Chapter 3 analyzes the Chechen case, where a newly emerged nationalist movement came to power in 1991 and immediately declared the republic independent. In the final days of 1994, Russian troops rolled into Grozny, the Chechen capital, marking the beginning of two rounds of bloody and brutal conflict (1994–1996, 1999–2007). Chapter 4 focuses on the case of Punjab, where the Akali Dal has called for the Indian union to become a “real” federation with greater autonomy for the states since the 1970s.
2010; Wucherpfennig et al. 16 Most people would probably like the chance to express themselves in their own language, celebrate their religious holidays, and feel free from discrimination and persecution based on their culture, religion, language, race, and other ethnic markers.
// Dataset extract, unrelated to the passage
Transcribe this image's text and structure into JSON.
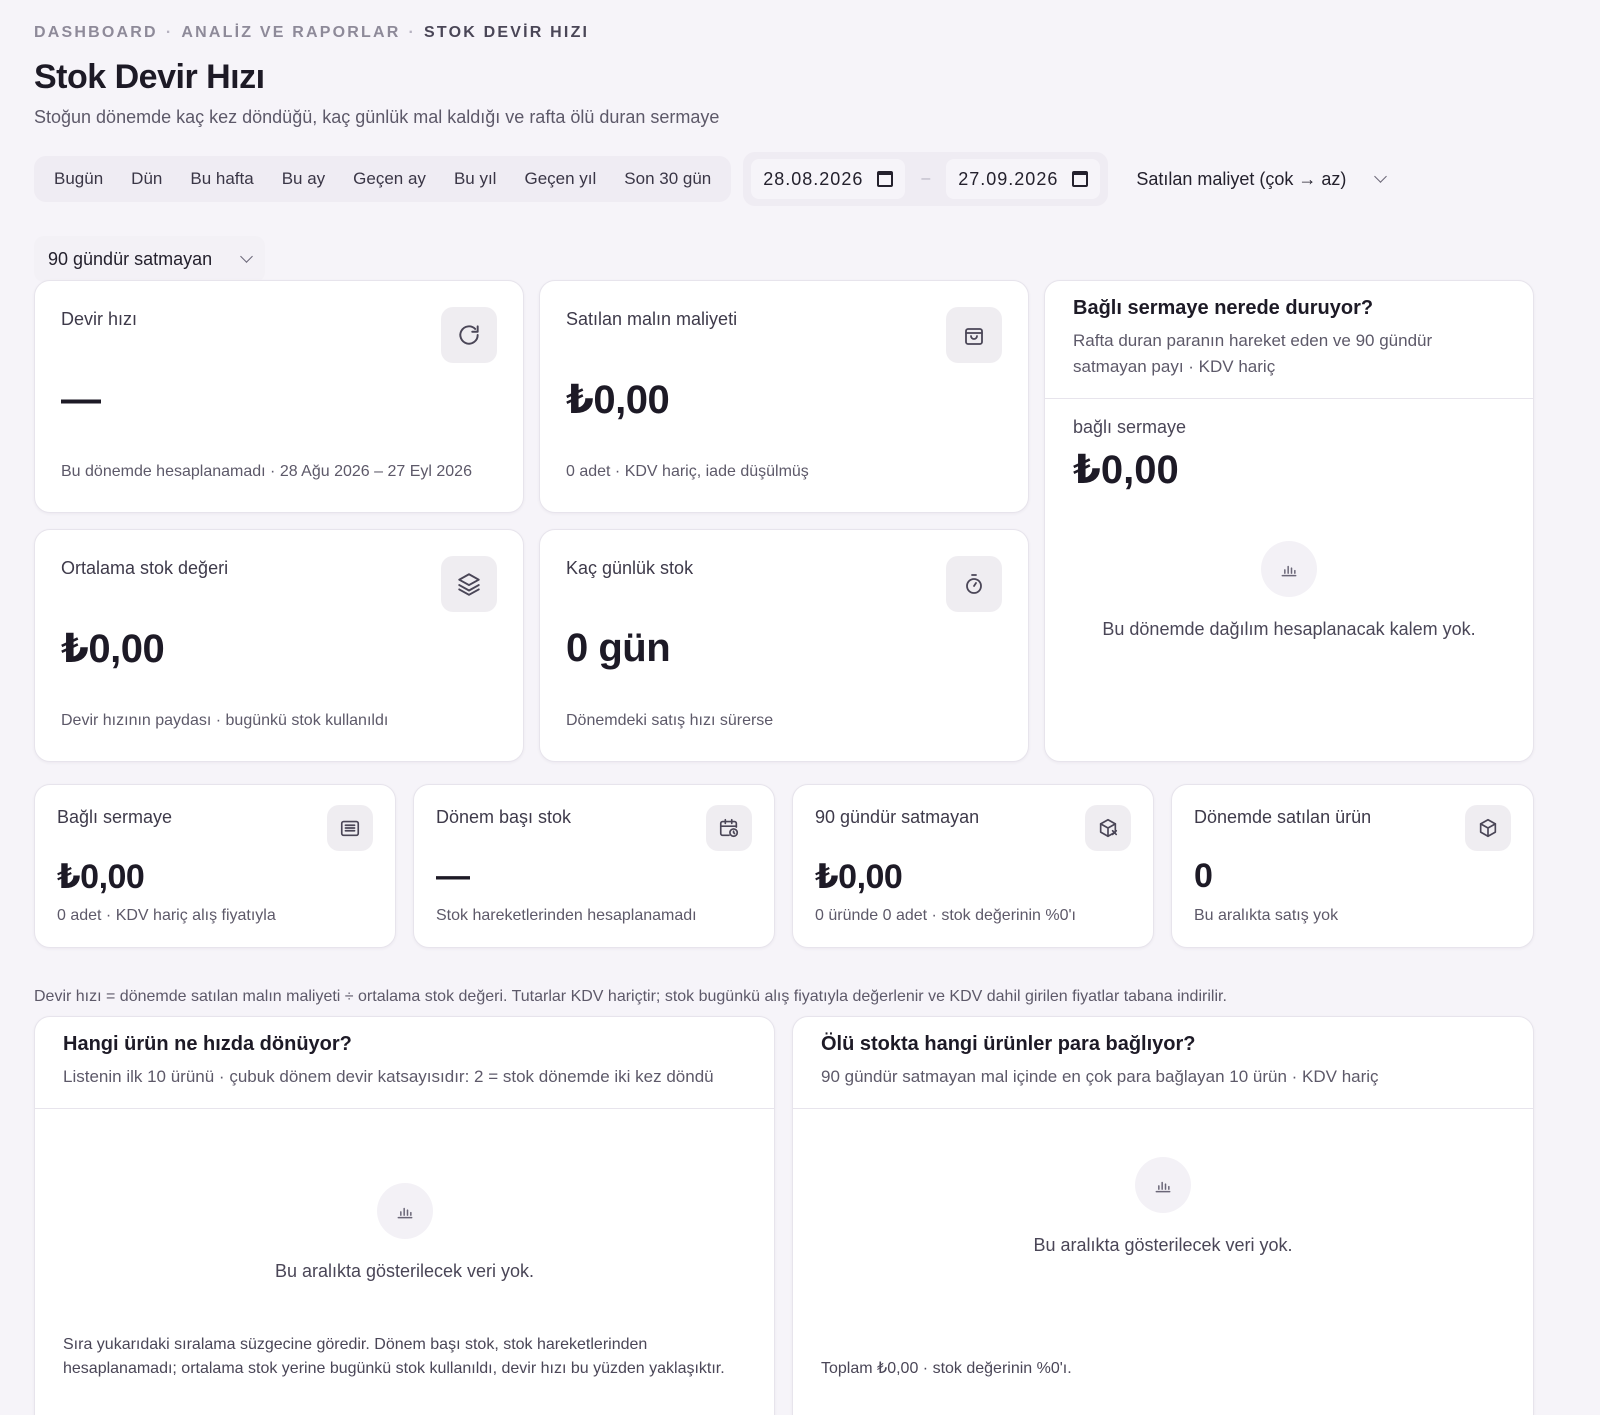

Indeed, a large literature points to how ethnic identity motivates conflict and opposition to the state. While some argue that ethnicity contributes to conflict due to long-standing hatreds (Kaplan 1993) or resentment toward ethnic groups other than one’s own (Petersen 2002), others suggest that fear may make ethnic minority groups resort to violence as a means to protect their existence (Horowitz 1985, 175–184; Posen 1993; Lake and Rothchild 1996).
2012 and Bakke et al. 2012), but I turn to how fragmentation shapes negotiations with the center in what follows, as well as in the book’s conclusion. It is also plausible that mobilization around fear of the center makes people more risk acceptant and willing to resort to violence than mobilization around promoting a group’s status. This was nicely put by the Russian sociologist Emil Pain, who suggested that if it is fear that drives mobilization, the means are arms. If it is about culture, the means are pens and pencils (personal communication, Moscow, May 30, 2005).